** Opening Data shown block **
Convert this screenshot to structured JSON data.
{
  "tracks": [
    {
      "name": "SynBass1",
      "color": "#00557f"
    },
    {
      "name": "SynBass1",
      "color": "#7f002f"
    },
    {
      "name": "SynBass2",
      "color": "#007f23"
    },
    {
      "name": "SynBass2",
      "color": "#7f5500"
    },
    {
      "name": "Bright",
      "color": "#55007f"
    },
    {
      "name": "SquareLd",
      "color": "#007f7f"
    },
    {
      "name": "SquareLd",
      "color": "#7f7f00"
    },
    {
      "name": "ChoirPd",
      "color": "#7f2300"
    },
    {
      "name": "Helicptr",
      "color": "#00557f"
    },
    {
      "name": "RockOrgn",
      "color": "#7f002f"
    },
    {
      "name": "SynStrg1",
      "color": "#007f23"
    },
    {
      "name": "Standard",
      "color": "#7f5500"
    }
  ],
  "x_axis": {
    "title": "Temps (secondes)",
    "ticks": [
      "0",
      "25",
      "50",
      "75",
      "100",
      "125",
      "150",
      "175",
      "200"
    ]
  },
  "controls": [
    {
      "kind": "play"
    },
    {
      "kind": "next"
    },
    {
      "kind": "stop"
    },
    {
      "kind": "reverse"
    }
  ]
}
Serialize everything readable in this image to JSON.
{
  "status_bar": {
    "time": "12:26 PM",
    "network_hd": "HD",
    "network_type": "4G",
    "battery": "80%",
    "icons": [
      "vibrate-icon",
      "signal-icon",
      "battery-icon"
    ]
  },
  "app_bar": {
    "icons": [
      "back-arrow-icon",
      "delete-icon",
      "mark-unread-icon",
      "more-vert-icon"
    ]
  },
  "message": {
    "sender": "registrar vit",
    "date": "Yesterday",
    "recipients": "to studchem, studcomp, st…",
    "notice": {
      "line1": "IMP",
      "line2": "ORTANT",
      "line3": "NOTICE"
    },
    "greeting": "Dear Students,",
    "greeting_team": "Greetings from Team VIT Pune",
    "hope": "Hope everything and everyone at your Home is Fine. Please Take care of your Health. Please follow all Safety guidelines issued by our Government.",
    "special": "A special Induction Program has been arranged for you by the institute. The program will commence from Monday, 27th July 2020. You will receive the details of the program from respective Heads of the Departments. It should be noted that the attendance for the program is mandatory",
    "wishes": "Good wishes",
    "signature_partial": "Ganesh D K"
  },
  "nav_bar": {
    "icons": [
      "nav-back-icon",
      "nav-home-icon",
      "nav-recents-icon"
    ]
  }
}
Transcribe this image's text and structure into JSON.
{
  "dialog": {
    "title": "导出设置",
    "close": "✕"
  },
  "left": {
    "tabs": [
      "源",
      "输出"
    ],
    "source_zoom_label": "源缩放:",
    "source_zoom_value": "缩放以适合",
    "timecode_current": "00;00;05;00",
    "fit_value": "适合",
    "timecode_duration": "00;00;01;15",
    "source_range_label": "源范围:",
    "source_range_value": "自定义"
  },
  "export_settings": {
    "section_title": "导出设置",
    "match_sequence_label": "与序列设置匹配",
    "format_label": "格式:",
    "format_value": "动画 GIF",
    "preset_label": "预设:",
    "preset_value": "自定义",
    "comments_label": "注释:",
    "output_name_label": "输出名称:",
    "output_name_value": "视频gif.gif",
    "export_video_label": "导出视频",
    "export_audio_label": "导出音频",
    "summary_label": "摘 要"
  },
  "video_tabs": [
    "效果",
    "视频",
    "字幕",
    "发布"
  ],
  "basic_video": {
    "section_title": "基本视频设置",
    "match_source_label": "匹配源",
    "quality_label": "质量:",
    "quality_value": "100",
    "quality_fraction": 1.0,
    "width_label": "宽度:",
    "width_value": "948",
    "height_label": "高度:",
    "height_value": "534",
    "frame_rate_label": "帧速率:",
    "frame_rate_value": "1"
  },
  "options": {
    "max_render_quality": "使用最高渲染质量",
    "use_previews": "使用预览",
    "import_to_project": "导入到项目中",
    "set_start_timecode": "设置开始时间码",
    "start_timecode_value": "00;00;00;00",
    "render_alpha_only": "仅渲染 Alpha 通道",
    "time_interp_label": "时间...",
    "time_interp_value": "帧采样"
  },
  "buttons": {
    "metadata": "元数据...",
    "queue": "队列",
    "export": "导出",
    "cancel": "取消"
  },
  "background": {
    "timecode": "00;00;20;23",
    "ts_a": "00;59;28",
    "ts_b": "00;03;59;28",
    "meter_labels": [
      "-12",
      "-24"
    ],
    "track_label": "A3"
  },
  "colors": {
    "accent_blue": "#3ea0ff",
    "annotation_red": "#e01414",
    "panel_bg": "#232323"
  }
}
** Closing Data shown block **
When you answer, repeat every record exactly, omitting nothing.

Convert this screenshot to structured JSON data.
{
  "tracks": [
    {
      "name": "SynBass1",
      "color": "#00557f"
    },
    {
      "name": "SynBass1",
      "color": "#7f002f"
    },
    {
      "name": "SynBass2",
      "color": "#007f23"
    },
    {
      "name": "SynBass2",
      "color": "#7f5500"
    },
    {
      "name": "Bright",
      "color": "#55007f"
    },
    {
      "name": "SquareLd",
      "color": "#007f7f"
    },
    {
      "name": "SquareLd",
      "color": "#7f7f00"
    },
    {
      "name": "ChoirPd",
      "color": "#7f2300"
    },
    {
      "name": "Helicptr",
      "color": "#00557f"
    },
    {
      "name": "RockOrgn",
      "color": "#7f002f"
    },
    {
      "name": "SynStrg1",
      "color": "#007f23"
    },
    {
      "name": "Standard",
      "color": "#7f5500"
    }
  ],
  "x_axis": {
    "title": "Temps (secondes)",
    "ticks": [
      "0",
      "25",
      "50",
      "75",
      "100",
      "125",
      "150",
      "175",
      "200"
    ]
  },
  "controls": [
    {
      "kind": "play"
    },
    {
      "kind": "next"
    },
    {
      "kind": "stop"
    },
    {
      "kind": "reverse"
    }
  ]
}
Serialize everything readable in this image to JSON.
{
  "status_bar": {
    "time": "12:26 PM",
    "network_hd": "HD",
    "network_type": "4G",
    "battery": "80%",
    "icons": [
      "vibrate-icon",
      "signal-icon",
      "battery-icon"
    ]
  },
  "app_bar": {
    "icons": [
      "back-arrow-icon",
      "delete-icon",
      "mark-unread-icon",
      "more-vert-icon"
    ]
  },
  "message": {
    "sender": "registrar vit",
    "date": "Yesterday",
    "recipients": "to studchem, studcomp, st…",
    "notice": {
      "line1": "IMP",
      "line2": "ORTANT",
      "line3": "NOTICE"
    },
    "greeting": "Dear Students,",
    "greeting_team": "Greetings from Team VIT Pune",
    "hope": "Hope everything and everyone at your Home is Fine. Please Take care of your Health. Please follow all Safety guidelines issued by our Government.",
    "special": "A special Induction Program has been arranged for you by the institute. The program will commence from Monday, 27th July 2020. You will receive the details of the program from respective Heads of the Departments. It should be noted that the attendance for the program is mandatory",
    "wishes": "Good wishes",
    "signature_partial": "Ganesh D K"
  },
  "nav_bar": {
    "icons": [
      "nav-back-icon",
      "nav-home-icon",
      "nav-recents-icon"
    ]
  }
}
Transcribe this image's text and structure into JSON.
{
  "dialog": {
    "title": "导出设置",
    "close": "✕"
  },
  "left": {
    "tabs": [
      "源",
      "输出"
    ],
    "source_zoom_label": "源缩放:",
    "source_zoom_value": "缩放以适合",
    "timecode_current": "00;00;05;00",
    "fit_value": "适合",
    "timecode_duration": "00;00;01;15",
    "source_range_label": "源范围:",
    "source_range_value": "自定义"
  },
  "export_settings": {
    "section_title": "导出设置",
    "match_sequence_label": "与序列设置匹配",
    "format_label": "格式:",
    "format_value": "动画 GIF",
    "preset_label": "预设:",
    "preset_value": "自定义",
    "comments_label": "注释:",
    "output_name_label": "输出名称:",
    "output_name_value": "视频gif.gif",
    "export_video_label": "导出视频",
    "export_audio_label": "导出音频",
    "summary_label": "摘 要"
  },
  "video_tabs": [
    "效果",
    "视频",
    "字幕",
    "发布"
  ],
  "basic_video": {
    "section_title": "基本视频设置",
    "match_source_label": "匹配源",
    "quality_label": "质量:",
    "quality_value": "100",
    "quality_fraction": 1.0,
    "width_label": "宽度:",
    "width_value": "948",
    "height_label": "高度:",
    "height_value": "534",
    "frame_rate_label": "帧速率:",
    "frame_rate_value": "1"
  },
  "options": {
    "max_render_quality": "使用最高渲染质量",
    "use_previews": "使用预览",
    "import_to_project": "导入到项目中",
    "set_start_timecode": "设置开始时间码",
    "start_timecode_value": "00;00;00;00",
    "render_alpha_only": "仅渲染 Alpha 通道",
    "time_interp_label": "时间...",
    "time_interp_value": "帧采样"
  },
  "buttons": {
    "metadata": "元数据...",
    "queue": "队列",
    "export": "导出",
    "cancel": "取消"
  },
  "background": {
    "timecode": "00;00;20;23",
    "ts_a": "00;59;28",
    "ts_b": "00;03;59;28",
    "meter_labels": [
      "-12",
      "-24"
    ],
    "track_label": "A3"
  },
  "colors": {
    "accent_blue": "#3ea0ff",
    "annotation_red": "#e01414",
    "panel_bg": "#232323"
  }
}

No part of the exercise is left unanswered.